I'm not at all convinced that the addition of new gTLD's
would greatly increase the available (English) Internet addresses.
There are many individuals, groups and corporations who collectively wish to claim
a particular domain name for whatever reason - and often these individuals, groups
and corporations wish to claim the same domain name.
I don't think the current
proposal to extend gTLDs so as to offer other companies (or groups or individuals,
for that matter) the opportunity to grab "their" company name in a different TLD
will ultimately have much of an effect, because it ignores the current tendency where
many companies register (or at least want to register) every possible variation of
their company name and trademarks on every TLD they can. This prevents other companies/groups/individuals
from controlling this space, and gives the first company to register the name "control"
over the word or words on the Internet.
The premise behind creating new TLDs in
the first place is that so many domain names have been registered that there are
few remaining (English) domain names that are real words and hence easy to remember.
Creating new TLDs won’t actually solve this problem, since there will still be the
same (more or less) number of words in the English language. ;-)
I believe that
adding new TLDs will marginally increase the number of domain names available, but
there is a very real risk that the net effect will not be that noticeable since many
current (corporate/trademark) domain name holders will simply hand over more money
to register “their” domain name in each of the new TLDs.
The more I think about
the problem, the more I wonder if perhaps the .com, .net, .edu, .org etc were not
a good idea, since it ignores the current structure of the world. Business registrations;
taxes; IP laws; law enforcement – despite trends towards globalization, business
activities don’t yet take place in a truly global manner. If we were to have the
luxury of designing domain name structure from scratch, I wonder if it wouldn’t be
better to do away with non-country gTLDs altogether. This would at least remove problems
related to IP across country boundaries. Obviously, eliminating non-country gTLDs
is not feasible at this point (too many people think of web addresses as www.something.com,
too many companies have spent significant time and money branding their web address).
The question is: will more gTLDs avoid the same problems experienced by the current
gTLDs? Not unless there are restrictions in place to prevent them. Perhaps current
domain name holders should be restricted to a small number of domain names. Or perhaps
domain name holders should be restricted from registering their domain name with
an inappropriate TLD. Eg. Only companies that had online shopping capabilities on
their site could use the .shop extension.
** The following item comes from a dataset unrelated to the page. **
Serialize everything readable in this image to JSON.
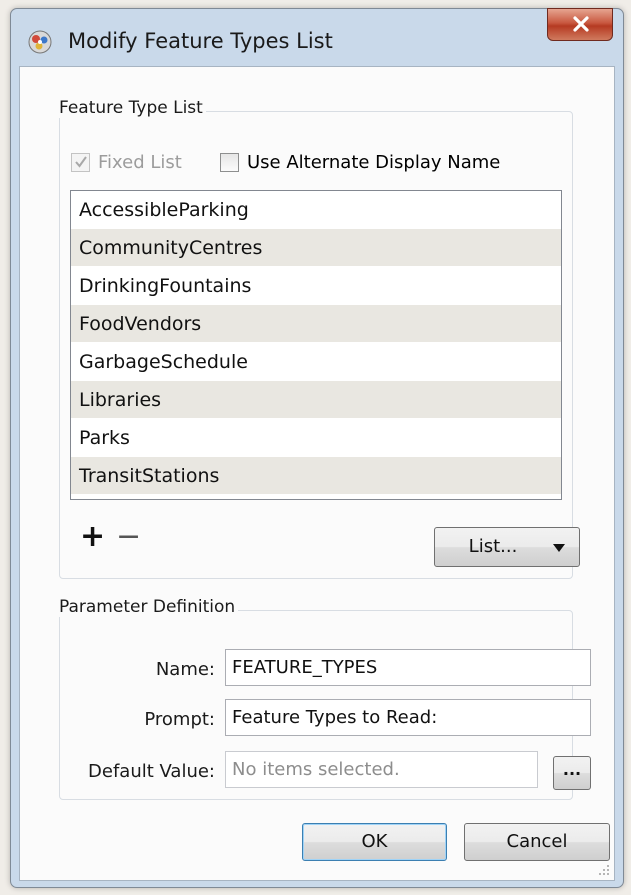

For that matter – perhaps the .com area
should be reformed by moving non-corporate domain name owners to an appropriate TLD.